His latest publication, Travels with an Archaeologist: Finding a Sense of Place, is a collection of vignettes from his contributions to Current World Archeology and revisits the sites and people he encountered throughout his distinguished career.

In reviewing his book, Dr. Beard described it as “An insider’s view of archaeology for the curious! Hodges claims he became an archaeologist ‘to travel to the past’. Here is a wonderful and intriguing collection of his postcards from that journey.”

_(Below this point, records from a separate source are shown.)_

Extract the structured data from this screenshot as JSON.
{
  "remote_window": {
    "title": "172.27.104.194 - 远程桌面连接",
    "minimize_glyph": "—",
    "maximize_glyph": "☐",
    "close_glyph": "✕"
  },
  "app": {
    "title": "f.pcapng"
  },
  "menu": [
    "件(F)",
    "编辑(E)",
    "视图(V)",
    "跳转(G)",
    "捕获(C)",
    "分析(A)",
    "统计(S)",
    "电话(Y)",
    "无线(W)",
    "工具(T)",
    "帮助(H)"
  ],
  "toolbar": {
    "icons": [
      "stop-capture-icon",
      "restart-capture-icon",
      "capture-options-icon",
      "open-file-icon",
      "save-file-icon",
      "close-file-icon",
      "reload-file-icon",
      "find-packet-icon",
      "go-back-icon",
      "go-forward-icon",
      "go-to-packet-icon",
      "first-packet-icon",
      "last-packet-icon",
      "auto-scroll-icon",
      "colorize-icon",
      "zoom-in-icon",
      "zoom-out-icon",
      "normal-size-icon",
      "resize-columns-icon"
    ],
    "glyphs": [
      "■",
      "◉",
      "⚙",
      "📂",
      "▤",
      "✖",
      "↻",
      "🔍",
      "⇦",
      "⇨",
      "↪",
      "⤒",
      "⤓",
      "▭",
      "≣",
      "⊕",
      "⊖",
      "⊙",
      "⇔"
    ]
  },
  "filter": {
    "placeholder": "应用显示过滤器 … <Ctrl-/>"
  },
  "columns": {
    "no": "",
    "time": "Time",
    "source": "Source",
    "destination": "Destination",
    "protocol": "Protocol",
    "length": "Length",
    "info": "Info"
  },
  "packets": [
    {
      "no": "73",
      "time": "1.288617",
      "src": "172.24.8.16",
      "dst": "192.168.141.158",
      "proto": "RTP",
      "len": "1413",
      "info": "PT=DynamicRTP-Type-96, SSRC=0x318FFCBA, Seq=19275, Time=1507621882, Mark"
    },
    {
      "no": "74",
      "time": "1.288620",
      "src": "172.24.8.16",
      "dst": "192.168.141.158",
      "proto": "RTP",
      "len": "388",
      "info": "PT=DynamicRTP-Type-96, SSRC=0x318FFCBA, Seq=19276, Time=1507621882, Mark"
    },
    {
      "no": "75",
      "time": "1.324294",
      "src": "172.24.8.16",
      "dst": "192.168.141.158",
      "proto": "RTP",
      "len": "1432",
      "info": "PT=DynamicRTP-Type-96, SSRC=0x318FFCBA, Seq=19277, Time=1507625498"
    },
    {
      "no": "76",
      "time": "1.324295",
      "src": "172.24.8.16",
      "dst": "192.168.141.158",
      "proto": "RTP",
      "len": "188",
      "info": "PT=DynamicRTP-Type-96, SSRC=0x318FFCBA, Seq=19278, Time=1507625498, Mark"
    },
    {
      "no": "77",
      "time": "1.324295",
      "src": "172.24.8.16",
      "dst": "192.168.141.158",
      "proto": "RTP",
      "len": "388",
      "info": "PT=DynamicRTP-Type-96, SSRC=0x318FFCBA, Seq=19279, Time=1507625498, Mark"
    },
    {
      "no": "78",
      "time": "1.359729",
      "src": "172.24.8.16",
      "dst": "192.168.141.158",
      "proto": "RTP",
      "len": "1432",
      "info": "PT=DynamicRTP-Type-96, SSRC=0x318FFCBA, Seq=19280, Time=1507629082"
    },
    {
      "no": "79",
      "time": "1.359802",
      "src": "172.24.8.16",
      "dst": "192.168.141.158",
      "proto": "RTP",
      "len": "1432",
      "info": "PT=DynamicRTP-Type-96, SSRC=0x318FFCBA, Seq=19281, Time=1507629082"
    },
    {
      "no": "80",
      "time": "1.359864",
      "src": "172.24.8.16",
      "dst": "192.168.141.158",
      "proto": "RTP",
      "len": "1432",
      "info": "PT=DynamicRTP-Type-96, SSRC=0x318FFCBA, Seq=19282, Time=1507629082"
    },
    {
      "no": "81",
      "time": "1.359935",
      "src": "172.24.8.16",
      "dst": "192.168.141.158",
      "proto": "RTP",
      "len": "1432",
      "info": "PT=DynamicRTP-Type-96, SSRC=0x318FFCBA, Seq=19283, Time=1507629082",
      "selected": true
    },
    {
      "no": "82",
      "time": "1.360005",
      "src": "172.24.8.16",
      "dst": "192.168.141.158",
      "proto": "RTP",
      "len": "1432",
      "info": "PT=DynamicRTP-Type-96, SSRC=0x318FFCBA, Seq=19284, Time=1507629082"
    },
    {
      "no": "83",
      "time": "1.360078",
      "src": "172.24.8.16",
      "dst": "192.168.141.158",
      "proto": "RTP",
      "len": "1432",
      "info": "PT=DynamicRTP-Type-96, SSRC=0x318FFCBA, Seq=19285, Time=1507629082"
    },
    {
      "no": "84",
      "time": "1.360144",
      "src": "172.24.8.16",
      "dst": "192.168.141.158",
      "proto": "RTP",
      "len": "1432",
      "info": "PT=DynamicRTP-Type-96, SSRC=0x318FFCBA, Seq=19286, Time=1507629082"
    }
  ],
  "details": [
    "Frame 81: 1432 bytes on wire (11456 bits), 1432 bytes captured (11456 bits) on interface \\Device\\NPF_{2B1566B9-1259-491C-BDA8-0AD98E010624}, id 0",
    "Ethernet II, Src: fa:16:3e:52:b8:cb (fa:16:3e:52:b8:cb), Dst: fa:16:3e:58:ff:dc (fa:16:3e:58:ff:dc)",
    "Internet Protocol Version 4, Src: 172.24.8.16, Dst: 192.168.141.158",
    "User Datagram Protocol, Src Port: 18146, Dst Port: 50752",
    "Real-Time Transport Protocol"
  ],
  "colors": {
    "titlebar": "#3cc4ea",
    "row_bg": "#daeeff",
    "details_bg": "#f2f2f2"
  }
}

During his long career, Dr. Hodges has focused on the archaeology of the later Roman world and the early Middle Ages in western Europe.  He launched excavations in England and Italy and, as scientific director of the Butrint Foundation from 1993-2012, oversaw new excavations and management of the UNESCO World Heritage Site of Butrint, Albania.

From 1988-95, Dr. Hodges was the director of the British School at Rome, during which time he enlarged the excavations at San Vincenzo al Volturno in Italy with support from the Abbey of Monte Cassino.

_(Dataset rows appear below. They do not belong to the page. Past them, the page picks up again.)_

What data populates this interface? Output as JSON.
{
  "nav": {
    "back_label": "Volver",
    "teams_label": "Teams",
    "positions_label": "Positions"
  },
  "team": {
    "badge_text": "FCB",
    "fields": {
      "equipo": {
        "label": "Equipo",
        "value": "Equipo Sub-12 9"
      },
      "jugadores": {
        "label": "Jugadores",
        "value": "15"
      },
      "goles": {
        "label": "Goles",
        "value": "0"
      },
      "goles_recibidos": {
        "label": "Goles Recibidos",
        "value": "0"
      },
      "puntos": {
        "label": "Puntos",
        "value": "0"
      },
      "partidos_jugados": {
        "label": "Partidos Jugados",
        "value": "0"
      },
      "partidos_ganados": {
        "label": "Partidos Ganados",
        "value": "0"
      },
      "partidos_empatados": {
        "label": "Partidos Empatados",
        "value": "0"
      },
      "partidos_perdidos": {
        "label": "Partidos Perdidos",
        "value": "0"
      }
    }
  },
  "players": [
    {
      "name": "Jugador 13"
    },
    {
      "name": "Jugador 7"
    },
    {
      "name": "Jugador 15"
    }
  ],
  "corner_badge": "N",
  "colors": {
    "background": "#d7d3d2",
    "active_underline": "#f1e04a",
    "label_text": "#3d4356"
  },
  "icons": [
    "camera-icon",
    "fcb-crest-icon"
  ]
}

He was director of the Prince of Wales’s Institute of Architecture (1996-98), served in the Ministry of Culture in Albania (1999) and as adviser to the Packard Humanities Institute during the Zeugma, Turkey excavations (2000).

He has been a visiting professor at SUNY-Binghamton (1983), the University of Siena (1984-87), the University of Copenhagen (1987-88) and the University of Sheffield (2006-2007).



The American University of Rome (AUR) is the oldest degree-granting American university in Rome. Founded in 1969 by journalist David Colin, it has become a first-choice university for students seeking a 4-year degree or study abroad experience in a small, multi-cultural liberal arts college. All programs are taught in English by an international faculty. AUR offers 11 undergraduate programs – ranging from archeology and art to business and digital media -- as well as master’s degrees in sustainable cultural heritage, food policy, peace studies and art management. AUR is accredited by the Accrediting Council for Independent Colleges and Schools and the Middle States Commission on Higher Education.



Data: Ven 23 Feb 2018

Orario: Dalle 17:30 alle 19:30

Organizzato da : Embassy of Italy, IIC Washington

In collaborazione con : American University of Rome

Ingresso : Libero


Embassy of Italy